–Bonus–

Just to be confusing, there is another way to calculate the results. Instead of using a frequentist apporach, you can use a Bayesian one. I’m not going to get too much into it, but here is how to calcuate the results (using 3% conversion rate as a prior):

# Load the Bayes package.
library(bayesAB)

# Enter the number of alternatives:
alternates <- 1

# hard code or pull and assign variable values.
control_users <- 20000
control_orders <- 600

alternate_users <- 20000
alternate_orders <- 700

# Create a dataframe the same way as the
# other two examples.
version <- c('A. Control',
'B. Alternate')

smpl_sze <- c(control_users,
alternate_users)

conv_rte <- c((control_orders/control_users),
(alternate_orders/alternate_users))

version_data <- data.frame(version, smpl_sze, conv_rte)

# new columns.
version_data$better_than_cntl <- NA version_data$better_than_b <- NA

# Note -
# if you don't want the
# probability to keep changing use
# set.seed(123)

i <- 1

# Loop through all of the variants.
while(i <= nrow(version_data)){

# Work through each variation
c <- 4 # Column
r <- 1 # Row

# Loop through version_data,
# since we have 1. version, 2. sample size,
# 3. conv. rate. Ex: if there is only one alternate,
# then there will be column 5 and 6 to work through.
while(c <= (4 + alternates)){

if(i == r){

# In this case you would be comparing a version to itself.
version_data[i, c] <- 'N/A'

} else{

# This is the Bayes calculation of successes of one
# variant versus another variant.
# All variants will be compared to each other.
null_binom <- rbinom(version_data[i, 'smpl_sze'],
1,
version_data[i, 'conv_rte'])
alt_binom <- rbinom(version_data[r, 'smpl_sze'],
1,
version_data[r, 'conv_rte'])

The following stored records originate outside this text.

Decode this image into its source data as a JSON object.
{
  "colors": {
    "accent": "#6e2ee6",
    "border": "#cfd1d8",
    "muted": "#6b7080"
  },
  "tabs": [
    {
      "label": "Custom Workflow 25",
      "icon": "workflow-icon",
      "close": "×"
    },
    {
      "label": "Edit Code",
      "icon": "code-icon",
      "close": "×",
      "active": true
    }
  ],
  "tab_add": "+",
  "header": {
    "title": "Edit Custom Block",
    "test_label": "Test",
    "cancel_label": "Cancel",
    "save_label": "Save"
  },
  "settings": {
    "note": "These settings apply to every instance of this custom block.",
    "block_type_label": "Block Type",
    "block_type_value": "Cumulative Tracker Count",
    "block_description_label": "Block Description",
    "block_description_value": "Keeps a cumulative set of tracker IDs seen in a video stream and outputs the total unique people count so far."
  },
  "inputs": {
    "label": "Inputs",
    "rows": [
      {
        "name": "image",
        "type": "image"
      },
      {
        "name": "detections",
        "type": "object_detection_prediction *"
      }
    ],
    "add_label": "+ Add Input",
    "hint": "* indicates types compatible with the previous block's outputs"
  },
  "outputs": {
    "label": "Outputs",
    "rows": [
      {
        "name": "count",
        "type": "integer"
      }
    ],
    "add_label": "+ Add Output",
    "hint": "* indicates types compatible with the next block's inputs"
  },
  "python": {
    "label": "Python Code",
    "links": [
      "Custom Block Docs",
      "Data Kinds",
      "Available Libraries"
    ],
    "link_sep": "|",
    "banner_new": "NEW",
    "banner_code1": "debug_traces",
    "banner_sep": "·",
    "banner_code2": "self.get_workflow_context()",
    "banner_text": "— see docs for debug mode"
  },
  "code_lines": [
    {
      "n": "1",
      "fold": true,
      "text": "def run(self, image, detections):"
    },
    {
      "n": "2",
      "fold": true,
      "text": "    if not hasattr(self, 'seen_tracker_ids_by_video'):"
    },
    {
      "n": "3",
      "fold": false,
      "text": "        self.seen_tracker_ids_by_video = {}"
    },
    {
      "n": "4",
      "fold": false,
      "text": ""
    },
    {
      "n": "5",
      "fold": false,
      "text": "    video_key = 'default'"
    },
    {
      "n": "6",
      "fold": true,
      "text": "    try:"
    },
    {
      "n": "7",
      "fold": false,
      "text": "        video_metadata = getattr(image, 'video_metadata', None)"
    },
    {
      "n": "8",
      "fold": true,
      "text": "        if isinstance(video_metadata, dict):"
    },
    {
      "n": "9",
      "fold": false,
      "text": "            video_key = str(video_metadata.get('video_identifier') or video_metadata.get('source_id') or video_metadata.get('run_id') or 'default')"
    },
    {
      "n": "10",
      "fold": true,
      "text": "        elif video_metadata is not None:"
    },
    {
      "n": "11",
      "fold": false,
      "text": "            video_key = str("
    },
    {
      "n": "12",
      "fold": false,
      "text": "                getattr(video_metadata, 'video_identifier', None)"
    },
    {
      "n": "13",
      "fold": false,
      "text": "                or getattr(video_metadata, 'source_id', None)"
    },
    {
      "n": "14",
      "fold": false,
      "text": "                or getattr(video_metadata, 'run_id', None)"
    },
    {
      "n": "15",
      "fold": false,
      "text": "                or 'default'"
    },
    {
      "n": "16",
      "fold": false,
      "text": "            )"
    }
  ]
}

# The bayesTest will use priors of successes and failures
# (or just use 1 for each if the priors is unknown).
# The n_samples is the # of posterior samples to draw.
# 'bernoulli' is for binomial tests.
AB1 <- bayesTest(null_binom,
alt_binom,
priors = c('alpha' = 600, 'beta' = (20000-600)),
n_samples = 1e6,
distribution = 'bernoulli')

# This will retrieve the probability of A better than B.
version_data[i, c] <- as.character(percent(round(as.double(summary(AB1)\$probability), 2)))

}

c <- c + 1
r <- r + 1

}

i <- i + 1

}

version_data <- version_data %>%
dplyr::rename(Version = version,
Better Than Control = better_than_cntl,
Better Than Alternate = better_than_b) %>%
dplyr::select(Version,
Better Than Control,
Better Than Alternate)

# In this case, we are just using a table with the results.
# This is given as a table of probabilities.
knitr::kable(version_data,
caption = 'Bayesian Version Comparison - Conversion Rates')

Version Better Than Control Better Than Alternate
A. Control N/A 0%
B. Alternate 95.0% N/A

And for comparison, here is what the table looks like with a sample size of 1000, keeping the conversion rate the same:

Version Better Than Control Better Than Alternate
A. Control N/A 36.0%
B. Alternate 69.0% N/A

I really like getting into the data, programming and analysing the outcomes of A/B tests. As you can see, there are different ways of analysing A/B tests and displaying the results. There are different approaches to modeling the data, but they have similar outcomes.